> _Directions_
Your answer must consist of every line from the data below that includes the word "Beyaz".

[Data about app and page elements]
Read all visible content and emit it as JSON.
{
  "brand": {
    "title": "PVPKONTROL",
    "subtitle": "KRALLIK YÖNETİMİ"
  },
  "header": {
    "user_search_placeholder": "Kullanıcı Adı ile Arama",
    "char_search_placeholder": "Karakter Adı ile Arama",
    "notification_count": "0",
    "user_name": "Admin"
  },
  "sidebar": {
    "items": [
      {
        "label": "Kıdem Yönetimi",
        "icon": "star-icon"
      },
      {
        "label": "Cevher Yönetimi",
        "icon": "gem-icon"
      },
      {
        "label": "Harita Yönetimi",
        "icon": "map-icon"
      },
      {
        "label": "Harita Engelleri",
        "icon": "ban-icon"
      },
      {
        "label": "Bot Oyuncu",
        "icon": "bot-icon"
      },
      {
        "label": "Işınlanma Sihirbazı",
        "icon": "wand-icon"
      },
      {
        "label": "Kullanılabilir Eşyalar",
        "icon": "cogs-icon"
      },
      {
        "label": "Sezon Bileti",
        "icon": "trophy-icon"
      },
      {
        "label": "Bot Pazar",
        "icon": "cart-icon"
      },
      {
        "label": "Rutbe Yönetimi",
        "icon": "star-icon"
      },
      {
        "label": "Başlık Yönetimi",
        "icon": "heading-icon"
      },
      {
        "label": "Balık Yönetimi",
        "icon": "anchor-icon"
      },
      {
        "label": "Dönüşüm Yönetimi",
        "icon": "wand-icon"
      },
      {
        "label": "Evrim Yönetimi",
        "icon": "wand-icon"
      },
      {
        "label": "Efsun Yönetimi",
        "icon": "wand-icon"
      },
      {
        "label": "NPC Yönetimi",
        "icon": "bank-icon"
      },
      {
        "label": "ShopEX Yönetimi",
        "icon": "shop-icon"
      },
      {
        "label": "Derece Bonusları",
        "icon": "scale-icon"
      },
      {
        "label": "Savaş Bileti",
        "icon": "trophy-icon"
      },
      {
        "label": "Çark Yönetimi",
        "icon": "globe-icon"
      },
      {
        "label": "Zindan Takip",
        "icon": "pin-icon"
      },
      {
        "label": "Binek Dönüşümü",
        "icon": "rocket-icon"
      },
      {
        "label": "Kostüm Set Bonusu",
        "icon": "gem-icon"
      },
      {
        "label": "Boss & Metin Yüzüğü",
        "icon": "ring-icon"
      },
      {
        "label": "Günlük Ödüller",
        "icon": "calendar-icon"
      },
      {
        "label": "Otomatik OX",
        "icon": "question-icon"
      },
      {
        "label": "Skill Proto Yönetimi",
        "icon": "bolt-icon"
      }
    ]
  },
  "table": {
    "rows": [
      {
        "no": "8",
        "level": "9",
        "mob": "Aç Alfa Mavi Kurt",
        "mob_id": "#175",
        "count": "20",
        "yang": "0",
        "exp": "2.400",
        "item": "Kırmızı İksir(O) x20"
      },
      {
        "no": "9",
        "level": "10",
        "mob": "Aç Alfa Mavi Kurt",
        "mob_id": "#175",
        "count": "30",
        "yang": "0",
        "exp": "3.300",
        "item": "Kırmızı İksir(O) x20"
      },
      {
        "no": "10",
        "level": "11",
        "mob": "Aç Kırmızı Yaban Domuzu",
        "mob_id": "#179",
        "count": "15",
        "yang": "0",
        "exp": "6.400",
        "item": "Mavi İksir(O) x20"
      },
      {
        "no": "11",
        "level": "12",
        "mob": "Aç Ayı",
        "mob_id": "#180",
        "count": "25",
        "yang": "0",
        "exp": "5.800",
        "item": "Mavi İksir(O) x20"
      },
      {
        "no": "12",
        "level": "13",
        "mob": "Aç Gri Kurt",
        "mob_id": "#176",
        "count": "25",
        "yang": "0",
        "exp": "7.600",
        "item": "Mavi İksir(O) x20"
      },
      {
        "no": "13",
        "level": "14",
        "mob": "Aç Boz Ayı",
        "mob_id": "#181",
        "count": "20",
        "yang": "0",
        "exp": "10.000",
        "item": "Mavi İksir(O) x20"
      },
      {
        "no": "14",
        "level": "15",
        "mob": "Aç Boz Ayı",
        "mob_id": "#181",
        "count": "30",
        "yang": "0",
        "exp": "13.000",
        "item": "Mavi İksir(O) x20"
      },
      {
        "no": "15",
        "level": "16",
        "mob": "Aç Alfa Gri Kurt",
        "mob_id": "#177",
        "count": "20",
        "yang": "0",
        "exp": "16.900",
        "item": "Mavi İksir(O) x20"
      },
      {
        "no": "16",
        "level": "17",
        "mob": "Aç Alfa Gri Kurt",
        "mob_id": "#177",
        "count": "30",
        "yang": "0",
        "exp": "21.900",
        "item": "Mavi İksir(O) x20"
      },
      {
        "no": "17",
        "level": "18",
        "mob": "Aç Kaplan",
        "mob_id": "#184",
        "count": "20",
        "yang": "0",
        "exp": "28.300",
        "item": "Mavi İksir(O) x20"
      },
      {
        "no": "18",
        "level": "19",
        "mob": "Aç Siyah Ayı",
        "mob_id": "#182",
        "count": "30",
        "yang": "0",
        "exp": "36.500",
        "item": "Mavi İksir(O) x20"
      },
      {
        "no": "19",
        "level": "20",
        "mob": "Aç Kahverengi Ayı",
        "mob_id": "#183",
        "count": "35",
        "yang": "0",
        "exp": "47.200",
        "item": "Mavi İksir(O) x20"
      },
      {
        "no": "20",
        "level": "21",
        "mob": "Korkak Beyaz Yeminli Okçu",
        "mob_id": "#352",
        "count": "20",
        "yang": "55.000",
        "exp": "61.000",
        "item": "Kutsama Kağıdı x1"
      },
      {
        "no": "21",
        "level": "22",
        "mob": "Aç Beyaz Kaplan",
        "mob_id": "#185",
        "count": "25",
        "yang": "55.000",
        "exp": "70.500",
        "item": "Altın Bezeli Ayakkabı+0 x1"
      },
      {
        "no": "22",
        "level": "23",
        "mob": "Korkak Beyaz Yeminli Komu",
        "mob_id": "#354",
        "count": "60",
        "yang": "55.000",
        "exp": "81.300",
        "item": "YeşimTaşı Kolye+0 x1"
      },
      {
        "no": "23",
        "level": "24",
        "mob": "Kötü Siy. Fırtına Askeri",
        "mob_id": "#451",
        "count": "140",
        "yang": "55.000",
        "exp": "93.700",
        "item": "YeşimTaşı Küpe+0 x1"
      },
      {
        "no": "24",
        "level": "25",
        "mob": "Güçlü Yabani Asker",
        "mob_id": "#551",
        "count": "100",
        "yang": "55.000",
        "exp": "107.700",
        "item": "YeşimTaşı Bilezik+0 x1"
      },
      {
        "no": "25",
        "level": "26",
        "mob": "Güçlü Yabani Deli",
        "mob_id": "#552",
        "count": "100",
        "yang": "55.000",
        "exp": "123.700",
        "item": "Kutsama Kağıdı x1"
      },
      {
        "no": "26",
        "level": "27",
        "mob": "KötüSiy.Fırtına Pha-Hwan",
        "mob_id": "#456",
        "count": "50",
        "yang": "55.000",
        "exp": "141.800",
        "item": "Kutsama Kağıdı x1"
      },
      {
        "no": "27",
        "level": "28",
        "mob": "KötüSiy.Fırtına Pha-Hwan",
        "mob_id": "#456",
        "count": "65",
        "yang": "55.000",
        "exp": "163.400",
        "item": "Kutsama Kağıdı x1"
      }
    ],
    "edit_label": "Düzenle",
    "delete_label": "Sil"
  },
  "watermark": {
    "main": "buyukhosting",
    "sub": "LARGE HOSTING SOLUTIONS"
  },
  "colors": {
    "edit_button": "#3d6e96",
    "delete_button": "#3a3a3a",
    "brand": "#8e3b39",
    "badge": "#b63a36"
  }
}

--

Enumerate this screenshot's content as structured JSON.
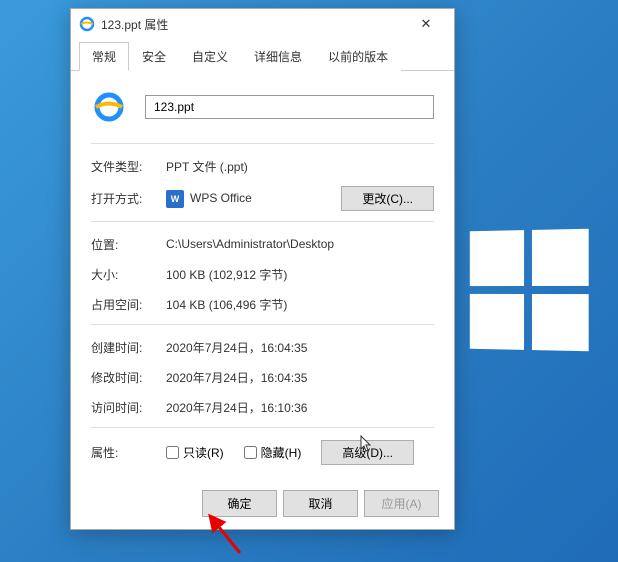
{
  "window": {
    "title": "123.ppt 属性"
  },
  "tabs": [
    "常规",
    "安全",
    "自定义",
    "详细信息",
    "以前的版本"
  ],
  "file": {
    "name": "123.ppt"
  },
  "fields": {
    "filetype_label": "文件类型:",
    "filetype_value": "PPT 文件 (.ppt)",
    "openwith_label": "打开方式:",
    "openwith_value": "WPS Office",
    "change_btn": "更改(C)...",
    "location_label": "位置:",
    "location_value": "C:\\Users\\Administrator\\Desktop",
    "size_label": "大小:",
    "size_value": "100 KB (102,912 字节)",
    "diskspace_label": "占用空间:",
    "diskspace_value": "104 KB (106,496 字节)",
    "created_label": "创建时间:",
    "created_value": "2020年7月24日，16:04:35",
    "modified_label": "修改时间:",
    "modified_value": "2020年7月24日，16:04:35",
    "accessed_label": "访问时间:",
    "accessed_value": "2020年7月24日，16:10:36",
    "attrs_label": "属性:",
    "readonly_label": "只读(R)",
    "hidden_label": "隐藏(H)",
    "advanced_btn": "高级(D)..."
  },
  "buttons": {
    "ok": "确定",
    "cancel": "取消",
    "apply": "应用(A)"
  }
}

> _Task result_
        "mob": "Korkak Beyaz Yeminli Okçu",
        "mob": "Aç Beyaz Kaplan",
        "mob": "Korkak Beyaz Yeminli Komu",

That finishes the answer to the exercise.